and American Hustle
), writer/director David O. Russell must feel like he's found the perfect formula to Hollywood success: casting Bradley Cooper and Jennifer Lawrence in whatever he does. While there's no disputing the talent of either actor, there's obviously more to it than that, because the pairing didn't work out in last year's Serena
, and it doesn't work out in Joy
tells the story of Joy Mangano (Lawrence), a single mother who, along with her two children, shares a cramped home with her mother (Candyman
's Virginia Madsen), her grandmother (Diane Ladd from Wild at Heart
), her father (Robert De Niro from Goodfellas
), and her ex-husband (Deliver Us from Evil
's Édgar Ramírez). While out on a boat excursion one afternoon, Joy has a million dollar idea for a self-wringing Miracle Mop. With the financial help of her father's girlfriend (Blue Velvet
's Isabella Rossellini), she develops and builds the prototype, then patents and manufactures it, but that's where her troubles begin. Having no idea how sell her new invention, she ends up in a meeting with Neil Walker (Cooper), a marketing executive at the upstart Home Shopping Network. Although it seems like a perfect match, Joy's partnership with HSN creates a whole new set of problems.
Loosely based upon the true story of the real-life Joy Mangano, Joy
is a classic rags-to-riches story. The screenplay, written by David O. Russell and Annie Mumolo (Bridesmaids
), follows Joy's journey from unknown housewife-with-an-idea to multi-millionaire entrepreneur and marketing mogul. Unfortunately for the film, much of the conflict gives the feeling that it is manufactured, and the resolutions to the struggles are way too convenient to be believable. Joy's story is kind of inspiring in an if-she-can-do-it type of a way, but the movie itself is not nearly as cheer-worthy as it could, or should, be. The whole film seems like everyone involved, from Russell on down, is just phoning it in, not putting any energy or emotion into the project.

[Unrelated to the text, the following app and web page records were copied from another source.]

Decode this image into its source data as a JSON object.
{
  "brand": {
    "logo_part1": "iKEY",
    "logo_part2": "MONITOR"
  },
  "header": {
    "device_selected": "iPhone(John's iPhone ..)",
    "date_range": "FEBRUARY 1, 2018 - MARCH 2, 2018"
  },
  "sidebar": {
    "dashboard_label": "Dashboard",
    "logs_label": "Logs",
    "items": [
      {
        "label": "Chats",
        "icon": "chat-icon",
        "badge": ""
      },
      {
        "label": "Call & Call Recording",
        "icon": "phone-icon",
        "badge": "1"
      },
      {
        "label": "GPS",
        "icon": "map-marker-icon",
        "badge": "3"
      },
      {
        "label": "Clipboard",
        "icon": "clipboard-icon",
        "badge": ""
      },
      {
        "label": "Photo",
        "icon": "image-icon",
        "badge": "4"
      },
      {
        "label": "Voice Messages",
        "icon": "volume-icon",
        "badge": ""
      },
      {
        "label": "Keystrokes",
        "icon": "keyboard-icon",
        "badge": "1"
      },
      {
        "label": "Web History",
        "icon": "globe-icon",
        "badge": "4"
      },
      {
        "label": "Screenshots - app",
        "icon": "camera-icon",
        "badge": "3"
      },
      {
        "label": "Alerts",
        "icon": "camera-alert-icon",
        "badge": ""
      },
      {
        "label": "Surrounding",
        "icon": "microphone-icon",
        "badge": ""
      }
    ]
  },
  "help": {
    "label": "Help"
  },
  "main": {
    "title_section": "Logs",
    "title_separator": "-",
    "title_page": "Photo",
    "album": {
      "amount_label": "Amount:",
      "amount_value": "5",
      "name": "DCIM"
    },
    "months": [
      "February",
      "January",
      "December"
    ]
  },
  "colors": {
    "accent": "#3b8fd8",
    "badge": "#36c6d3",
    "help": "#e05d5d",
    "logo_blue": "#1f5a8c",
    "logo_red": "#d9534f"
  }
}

There are flashes of greatness in Joy
, but they are few and far between. The most fun that the film has is when Joy gets sucked into the television soap operas with which her mom is obsessed; the film pops right into the TV program, with real soap stars like Susan Lucci from "All My Children" and Laura Wright from "General Hospital" gabbing and mocking themselves in over-the-top, completely ludicrous scenes. These are the types of moments that audiences expect from an Annie Mumolo-co-written movie, but alas, they are over almost as quickly as they begin, and after a while, Joy
abandons that kind of fun altogether.
At the end of the day, Joy
isn't bad. It's entertaining enough, and it's never boring at all. There's just not all that much to like about it either. It will find an audience somewhere, but it will have to search long and hard for it.